MIT Engineers Developed an Incredibly Strong Artificial Skin
They say the substance could also be used as long-lasting contacts, drug-delivering bandages, and more.
MIT is at it again.
Engineers from the school have developed a substance that they say could eventually be used to make artificial skin, long-lasting contact lenses, drug-delivering bandages, and more. What is this miracle material?
It sounds decidedly un-sexy: a hydrogel coated with a water-trapping elastomer layer. But the science behind the product is actually quite exciting.
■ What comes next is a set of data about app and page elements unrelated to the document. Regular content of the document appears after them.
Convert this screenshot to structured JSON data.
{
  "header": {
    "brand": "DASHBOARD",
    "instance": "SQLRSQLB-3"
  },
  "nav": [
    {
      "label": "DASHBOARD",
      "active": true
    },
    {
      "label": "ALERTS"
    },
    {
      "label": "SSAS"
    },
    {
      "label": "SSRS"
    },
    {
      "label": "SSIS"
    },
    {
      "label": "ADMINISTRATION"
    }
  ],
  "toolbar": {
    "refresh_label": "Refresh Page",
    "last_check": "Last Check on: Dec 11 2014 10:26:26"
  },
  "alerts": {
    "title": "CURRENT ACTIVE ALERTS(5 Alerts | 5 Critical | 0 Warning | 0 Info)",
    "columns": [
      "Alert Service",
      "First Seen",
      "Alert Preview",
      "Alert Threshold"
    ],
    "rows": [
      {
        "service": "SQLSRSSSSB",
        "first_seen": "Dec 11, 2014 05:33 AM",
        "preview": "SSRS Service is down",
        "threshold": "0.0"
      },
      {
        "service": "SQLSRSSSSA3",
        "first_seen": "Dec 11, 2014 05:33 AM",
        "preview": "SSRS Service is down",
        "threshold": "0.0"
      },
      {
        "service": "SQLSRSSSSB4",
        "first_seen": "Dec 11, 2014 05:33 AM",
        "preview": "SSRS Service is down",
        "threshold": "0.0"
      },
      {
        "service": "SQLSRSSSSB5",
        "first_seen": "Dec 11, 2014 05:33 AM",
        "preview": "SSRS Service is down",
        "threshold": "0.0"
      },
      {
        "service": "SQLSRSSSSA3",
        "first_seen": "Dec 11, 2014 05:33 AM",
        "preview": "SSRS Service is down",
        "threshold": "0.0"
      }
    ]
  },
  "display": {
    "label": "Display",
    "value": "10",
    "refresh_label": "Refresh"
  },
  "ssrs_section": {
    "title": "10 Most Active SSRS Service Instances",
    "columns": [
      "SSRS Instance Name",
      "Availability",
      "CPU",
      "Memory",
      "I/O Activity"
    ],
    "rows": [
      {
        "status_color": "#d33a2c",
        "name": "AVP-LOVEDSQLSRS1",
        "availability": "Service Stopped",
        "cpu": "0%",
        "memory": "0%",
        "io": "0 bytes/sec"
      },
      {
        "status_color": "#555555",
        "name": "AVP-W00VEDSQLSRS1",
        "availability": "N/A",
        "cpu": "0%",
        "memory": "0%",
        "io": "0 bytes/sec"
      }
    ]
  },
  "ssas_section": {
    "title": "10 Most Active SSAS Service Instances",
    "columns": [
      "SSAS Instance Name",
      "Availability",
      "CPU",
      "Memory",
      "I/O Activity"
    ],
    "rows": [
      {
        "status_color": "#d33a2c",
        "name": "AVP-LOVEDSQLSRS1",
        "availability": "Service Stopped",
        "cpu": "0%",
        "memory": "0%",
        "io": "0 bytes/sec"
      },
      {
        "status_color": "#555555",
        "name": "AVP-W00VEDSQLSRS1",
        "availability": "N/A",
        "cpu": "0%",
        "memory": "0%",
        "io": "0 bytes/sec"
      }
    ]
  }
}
Hydrogels—stretchy polymers that you may remember from MIT’s “bandage of the future” experiment—typically dry out over time, rendering them virtually useless. Applying an elastomer layer that traps water, however, prevents the hydrogel from drying, opening the door to long-term uses.
“We hope this work will pave the way to synthetic skin, or even robots with very soft, flexible skin with biological functions,” lead engineer Xuanhe Zhao said in a statement.
In fact, the team’s design was inspired by human skin, and the bond between the inner dermis and the outer epidermis. They mimicked that bond by using UV light and a compound called benzophenone to fuse the hydrogel and elastomers together, even carving in tiny channels that could potentially act as mock blood vessels. The result? “This is tougher even than skin,” Zhao said in the statement. “We can also stretch the material to seven times its original length, and the bond still holds.”
The project is still in its early stages, and the statement doesn’t specify when, or if, MIT’s artificial skin might be available for clinical or commercial use. Still, it’s interesting to imagine a world where your medicine cabinet is stocked with hydrogel-elastomer hybrids instead of contact lenses and Band-Aids.